The tax man cometh… and cometh and cometh
Every April countless Canadians, particularly seniors, find themselves wondering whether they should do their own tax return or have someone do it for them. My advice? Do it yourself if your affairs aren’t too complex and you don’t mind spending a few hours figuring out the instructional material available free from Revenue Canada. It’s important to distinguish between this printed material, which is generally good for routine tax situations, and the verbal advice you’re likely to get if you phone Revenue Canada or visit their offices — the latter is very hit and miss. While some government employees are knowledgeable and helpful, others aren’t so good (Revenue Canada employs many temporary staff during the spring rush, often with limited training). There’s a lot of room for misunderstanding if you don’t know exactly what to ask.
If your tax affairs are straightforward, answers are usually easy to get.
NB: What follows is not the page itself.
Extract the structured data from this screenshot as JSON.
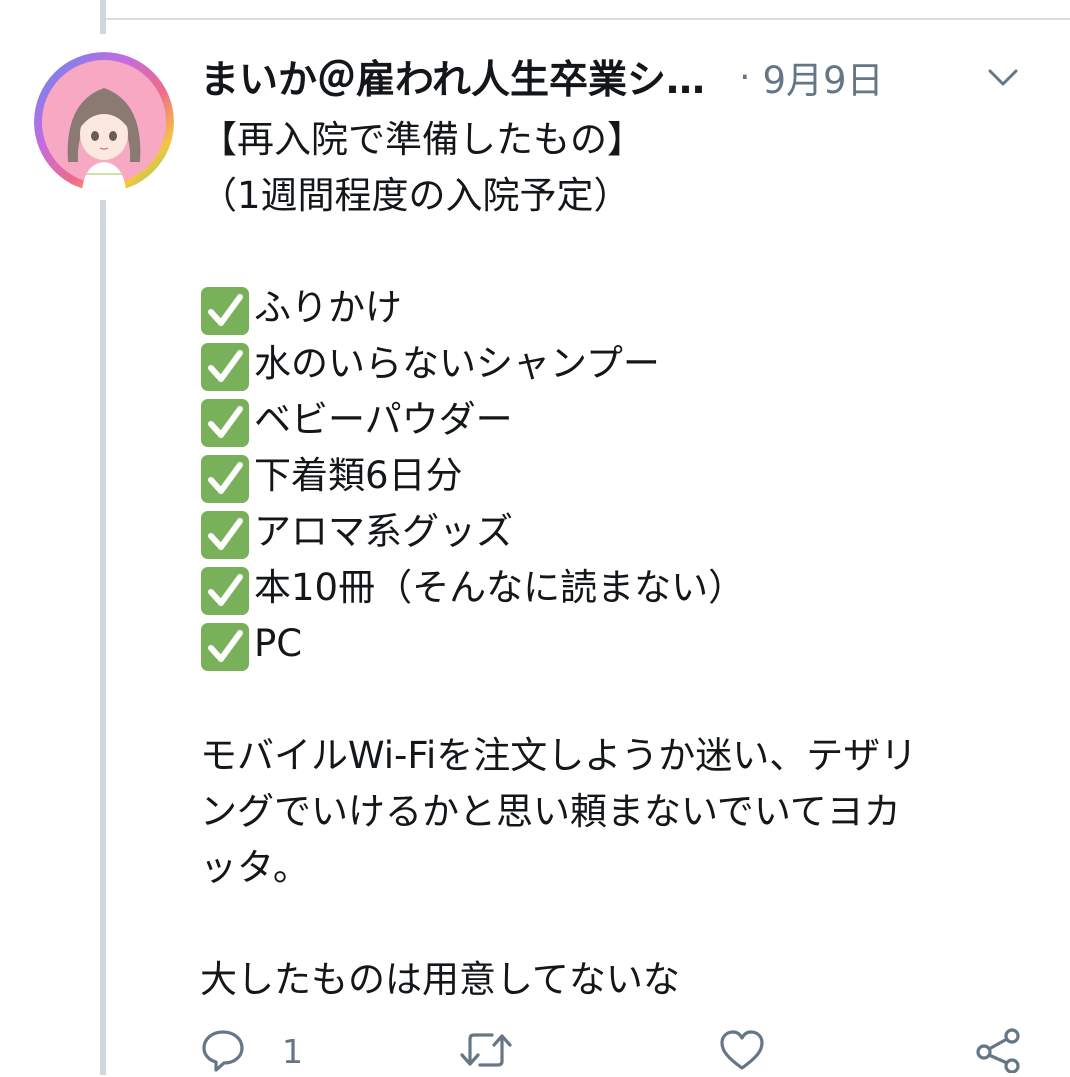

But when unusual or obscure issues arise, it’s better to check a few different sources or seek a professional opinion. Remember, many tax issues aren’t clear-cut. The tax system is very complex, as are some people’s affairs, and often there’s no simple answer — and a Revenue Cada employee will usually decide these kinds of situations in the government’s favour.
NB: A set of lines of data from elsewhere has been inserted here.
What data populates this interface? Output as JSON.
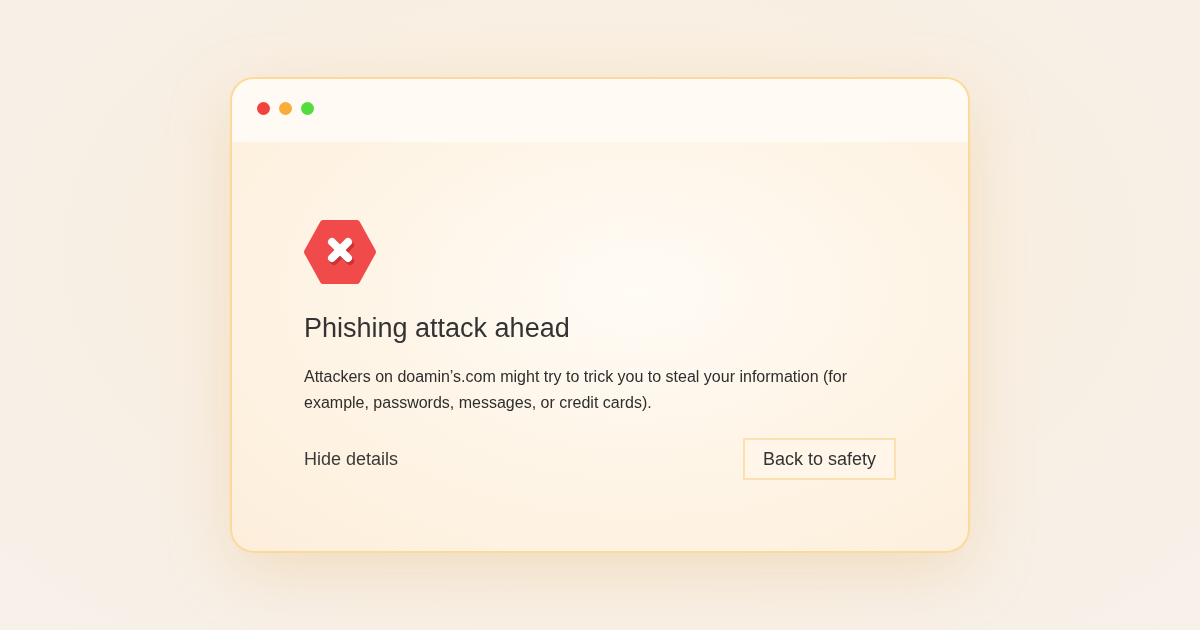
{
  "window": {
    "controls": [
      {
        "color": "#f0423f"
      },
      {
        "color": "#f8ad3a"
      },
      {
        "color": "#52dd3f"
      }
    ]
  },
  "warning": {
    "title": "Phishing attack ahead",
    "message": "Attackers on doamin’s.com might try to trick you to steal your information (for example, passwords, messages, or credit cards).",
    "details_link": "Hide details",
    "primary_button": "Back to safety"
  }
}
The main advantage in doing your own tax return is you can use the exercise to review your financial affairs in detail and hopefully improve the way you manage them. While you can always get personal tax and financial planning advice, there’s no substitute for understanding your own finances and trying to implement improvements year round. Let’s face it — no one else has quite the same incentive to do this as you.
The main disadvantage in doing your own tax return? It’s impossible to know every legal tax saving opportunity yourself, and there’s a chance you’ll forget or miss something that should be included or reported, running the risk of raising the ire of Revenue Canada.
If your tax return involves business income, income from other countries, complex capital gains situations or special tax provisions, you’re more likely to benefit from professional help than if your income is reported on a T3, T4 or T5 slip (or similar reporting forms).
If help is needed, you can have your tax return prepared by a chartered accountant or other tax professional, and ask for advice on any tax planning opportunities that come to light in the process. But remember — tax return season’s hectic for accountants, and they won’t always have time to pay attention to every detail.
Probably the greatest single risk in doing your own tax return is that you’ll be unaware of ways you could reduce your tax. Revenue Canada’s usual explanation in assessing more tax is: You’ve been assessed based on the information submitted with your return. Terribly enlightening, isn’t it? And there’s one thing you can count on — if you pay too little tax you’ll hear from Revenue Canada, but pay too much? You won’t get a refund unless you ask for it and explain why. Revenue Canada’s mission is to maximize tax collections, not to look out for your best interests. In most cases, they’ll be fair, but only if you take the initiative.
My April Taxletter for Investors deals with some of the more important issues in personal tax planning and tax return preparation this year. For a copy please send $5 to cover printing and mailing to: Donald I. Beach & Associates Inc., 2555 Highway 7, Greenwood, Ont., L0H 1H0.